Unless you haven’t been paying attention, we’ve been talking and tweeting about the upcoming Open Help Conference quite a bit lately.
Scheduled for June 3 to 5, the Conference:
is a three-day event bringing together people who work on open source or community-based documentation and support. Combining traditional conference presentations with discussion forums and open-participation sessions, the Open Help Conference is a unique opportunity to learn, share, work, and have fun.
And there’s still time to participate. How? If you’re interested in speaking at the conference, you have until March 15 to submit a proposal. If you’re just interested in attending, you can get an early-bird discount until February 28.
Why not give the conference a try. You never know … you might just learn something!
For more information, email Shaun McCance at email@example.com.

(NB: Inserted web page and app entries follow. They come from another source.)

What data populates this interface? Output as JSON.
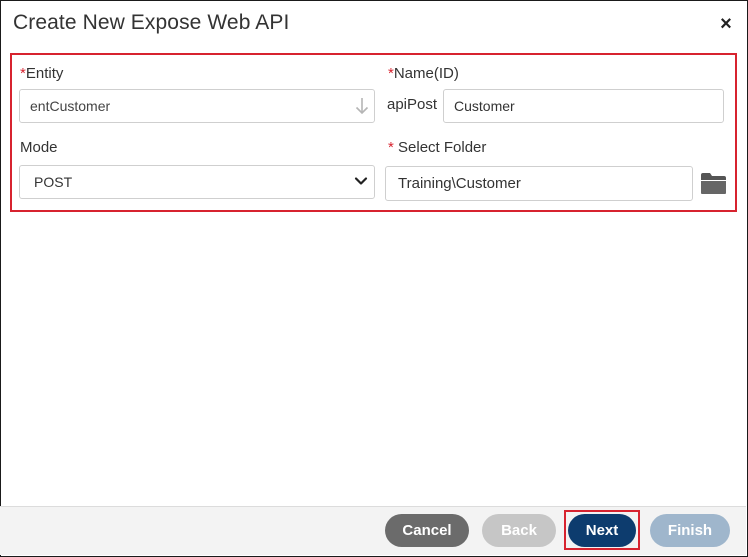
{
  "dialog": {
    "title": "Create New Expose Web API",
    "close_glyph": "×"
  },
  "form": {
    "required_mark": "*",
    "entity": {
      "label": "Entity",
      "value": "entCustomer",
      "icon": "arrow-down-icon"
    },
    "name": {
      "label": "Name(ID)",
      "prefix": "apiPost",
      "value": "Customer"
    },
    "mode": {
      "label": "Mode",
      "value": "POST",
      "icon": "chevron-down-icon"
    },
    "folder": {
      "label": "Select Folder",
      "value": "Training\\Customer",
      "icon": "folder-icon"
    }
  },
  "footer": {
    "cancel_label": "Cancel",
    "back_label": "Back",
    "next_label": "Next",
    "finish_label": "Finish"
  },
  "colors": {
    "highlight": "#d7232f",
    "primary": "#0d3c6e",
    "cancel": "#6b6b6b",
    "disabled_back": "#c6c6c6",
    "disabled_finish": "#9fb6cc"
  }
}
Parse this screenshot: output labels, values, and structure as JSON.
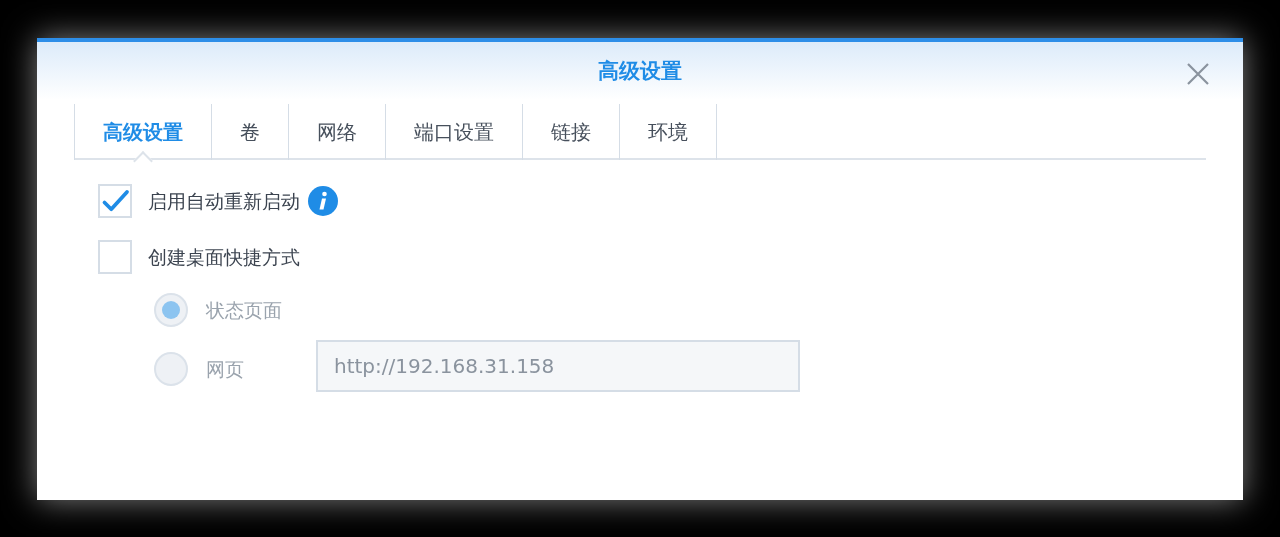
{
  "dialog": {
    "title": "高级设置"
  },
  "tabs": [
    {
      "label": "高级设置",
      "selected": true
    },
    {
      "label": "卷",
      "selected": false
    },
    {
      "label": "网络",
      "selected": false
    },
    {
      "label": "端口设置",
      "selected": false
    },
    {
      "label": "链接",
      "selected": false
    },
    {
      "label": "环境",
      "selected": false
    }
  ],
  "options": [
    {
      "kind": "checkbox",
      "label": "启用自动重新启动",
      "checked": true,
      "info": true
    },
    {
      "kind": "checkbox",
      "label": "创建桌面快捷方式",
      "checked": false
    }
  ],
  "shortcut_targets": [
    {
      "label": "状态页面",
      "selected": true,
      "disabled": true
    },
    {
      "label": "网页",
      "selected": false,
      "disabled": true,
      "field": {
        "value": "http://192.168.31.158"
      }
    }
  ]
}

If you do, then you’re in luck. The call for proposals is now open.
That said, you’ve still got time to put in a proposal for a presentation or session. The conference is looking for any topic related to user help, including documentation, video demonstrations, user support, writing and build tools, localization, and accessibility. A free software/Open Source software angle is preferred, though not essential.

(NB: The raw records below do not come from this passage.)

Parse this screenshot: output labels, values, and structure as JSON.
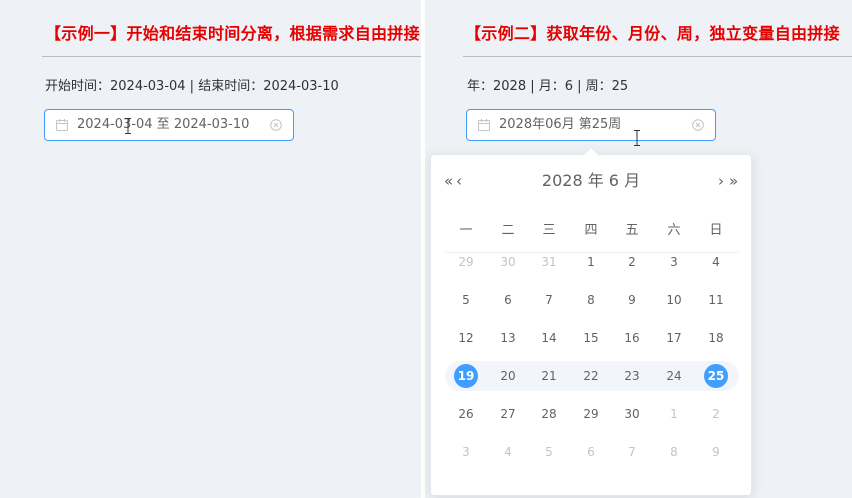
{
  "example1": {
    "title": "【示例一】开始和结束时间分离，根据需求自由拼接",
    "info": "开始时间：2024-03-04 | 结束时间：2024-03-10",
    "picker_value": "2024-03-04 至 2024-03-10"
  },
  "example2": {
    "title": "【示例二】获取年份、月份、周，独立变量自由拼接",
    "info": "年：2028 | 月：6 | 周：25",
    "picker_value": "2028年06月 第25周"
  },
  "calendar": {
    "header": "2028 年  6 月",
    "nav": {
      "prev_year": "«",
      "prev_month": "‹",
      "next_month": "›",
      "next_year": "»"
    },
    "weekdays": [
      "一",
      "二",
      "三",
      "四",
      "五",
      "六",
      "日"
    ],
    "weeks": [
      [
        "29",
        "30",
        "31",
        "1",
        "2",
        "3",
        "4"
      ],
      [
        "5",
        "6",
        "7",
        "8",
        "9",
        "10",
        "11"
      ],
      [
        "12",
        "13",
        "14",
        "15",
        "16",
        "17",
        "18"
      ],
      [
        "19",
        "20",
        "21",
        "22",
        "23",
        "24",
        "25"
      ],
      [
        "26",
        "27",
        "28",
        "29",
        "30",
        "1",
        "2"
      ],
      [
        "3",
        "4",
        "5",
        "6",
        "7",
        "8",
        "9"
      ]
    ],
    "muted_days": [
      [
        0,
        0
      ],
      [
        0,
        1
      ],
      [
        0,
        2
      ],
      [
        4,
        5
      ],
      [
        4,
        6
      ],
      [
        5,
        0
      ],
      [
        5,
        1
      ],
      [
        5,
        2
      ],
      [
        5,
        3
      ],
      [
        5,
        4
      ],
      [
        5,
        5
      ],
      [
        5,
        6
      ]
    ],
    "selected_week": 3,
    "icons": {
      "calendar": "calendar-icon",
      "clear": "circle-close-icon"
    },
    "colors": {
      "accent": "#409eff",
      "title": "#e60000",
      "muted": "#c0c4cc"
    }
  }
}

For more details, visit the Open Help Conference Web site. Or, email your proposal to Shaun McCance at firstname.lastname@example.org.
Remember to provide the following in you proposal:

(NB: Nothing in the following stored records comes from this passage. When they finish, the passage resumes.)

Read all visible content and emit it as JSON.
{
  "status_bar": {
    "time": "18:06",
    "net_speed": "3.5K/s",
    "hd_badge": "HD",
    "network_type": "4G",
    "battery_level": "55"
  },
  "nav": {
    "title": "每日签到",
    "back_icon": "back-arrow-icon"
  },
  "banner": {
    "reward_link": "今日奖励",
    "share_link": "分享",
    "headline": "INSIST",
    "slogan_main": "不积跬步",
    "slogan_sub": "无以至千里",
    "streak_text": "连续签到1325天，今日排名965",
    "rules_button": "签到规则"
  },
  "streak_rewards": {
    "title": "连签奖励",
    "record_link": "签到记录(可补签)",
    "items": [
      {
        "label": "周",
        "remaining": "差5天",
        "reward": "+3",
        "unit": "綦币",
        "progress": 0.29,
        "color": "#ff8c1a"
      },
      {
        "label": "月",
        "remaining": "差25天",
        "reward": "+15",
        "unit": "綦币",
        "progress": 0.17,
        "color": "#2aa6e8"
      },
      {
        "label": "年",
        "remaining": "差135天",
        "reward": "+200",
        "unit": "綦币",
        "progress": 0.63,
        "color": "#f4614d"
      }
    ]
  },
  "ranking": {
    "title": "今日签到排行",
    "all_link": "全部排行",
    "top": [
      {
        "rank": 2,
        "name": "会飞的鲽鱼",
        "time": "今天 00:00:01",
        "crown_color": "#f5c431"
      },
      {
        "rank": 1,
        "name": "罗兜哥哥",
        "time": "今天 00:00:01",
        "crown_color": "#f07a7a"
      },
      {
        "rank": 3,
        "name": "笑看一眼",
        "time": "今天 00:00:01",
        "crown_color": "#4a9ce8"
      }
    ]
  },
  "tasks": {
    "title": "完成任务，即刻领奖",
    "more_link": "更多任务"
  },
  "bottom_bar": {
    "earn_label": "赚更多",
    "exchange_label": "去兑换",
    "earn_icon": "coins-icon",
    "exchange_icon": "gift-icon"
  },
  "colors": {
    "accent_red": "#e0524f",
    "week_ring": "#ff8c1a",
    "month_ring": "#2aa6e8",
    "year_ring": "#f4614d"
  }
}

- Your name
- The title of your presentation
- A brief abstract
You’ve got until March 15, 2011 to submit your proposal.
About the Open Help Conference: Scheduled for June 3-5, 2011, the Open Help Conference is a three-day event bringing together people who work on open source or community-based documentation and support. Combining traditional conference presentations with discussion forums and open-participation sessions, the Open Help Conference is a unique opportunity to learn, share, work, and have fun. The organizers can also provide space for team sprints after the main conference.
For more information, visit the conference Web site.
At WritersUA earlier this year, I met Jim Campbell and Shaun McCance. Jim and Shaun do a lot of documentation for a few Open Source projects – including GNOME and XUbuntu.
While out for dinner one night, the subject of conferences came up. We talked a bit about Open Source-specific writing conferences for a while, and things seemed to be left at that.
A couple of months ago, a message from Shaun found its way into my inbox. The subject? Something Shaun was putting together: a three-day conference in Cincinnati focusing on documentation for Open Source. He asked me if I wanted to get involved, and I immediately said Yes!
Shaun’s brainchild is the Open Help Conference. Scheduled for June 3-5, 2011, the conference will bring together people who work on open source or community-based help and help tools.
This isn’t going to be a traditional or even typical technical communication gathering. The Open Help Conference will combine the best elements of a formal conferences, unconferences, and camps. The conference will include traditional presentations, workshops, and open-participation sessions.
While the conference is still in the planning stages, Shaun has a solid group of people working with him. I’m definitely looking forward to this one.
The conference Web site is bare bones at the moment. But keep checking the site for more information about the speakers and the schedule. And if you’re interested in sponsoring the conference, contact Shaun.
Photo credit: Dmitry Goygel-Sokol from Photoxpress
On October 29, I attended the Free Software Open Source Symposium (FSOSS) at Seneca College here in Toronto. This was the second time that I attended FSOSS, and once again it was an interesting experience. Even when you take my presentation crash and burn out of the equation.
While I only sat in on three sessions this year, and only one of those sessions had any relation to technical communication, I learned quite a bit.
Here’s what I heard and learned.
As you may or may not know, I helped organize a two-day FLOSS Manuals book sprint at this year’s Toronto Open Source Week (held at Seneca College).
If you’re not familiar with a book sprint, read this for details.
This book sprint came about because:
- For the last two years, I’ve been promising Adam Hyde (head honcho of the FLOSS Manuals project) that I’d take a more active part in a book sprint
- I thought that this would be an interesting event to hold at Toronto Open Source Week
This time around, the goal was to complete a manual for the Mozilla Thunderbird email client. I hosted the book sprint in Toronto, and Adam Hyde took overall control from Berlin (where he lives).
It was an interesting two days, to say the least. Here’s a summary of what went down.
Last Friday, I attended day one of DrupalCamp Toronto 2010, an unconference for Drupal enthusiasts. Drupal being the popular Open Source Web content management system.
To say that my knowledge of Drupal is basic is being generous. So I thought attending DrupalCamp could help expand that knowledge. While I didn’t attend any of the more technical sessions (they were on Saturday, when I couldn’t attend), the sessions that I did sit in on gave me a good idea not only of what Drupal can do but also how to plan an implement a Web site in Drupal and (important to me) how to more actively participate in an Open Source community.
Here’s the first part of a longish report on what I heard and saw.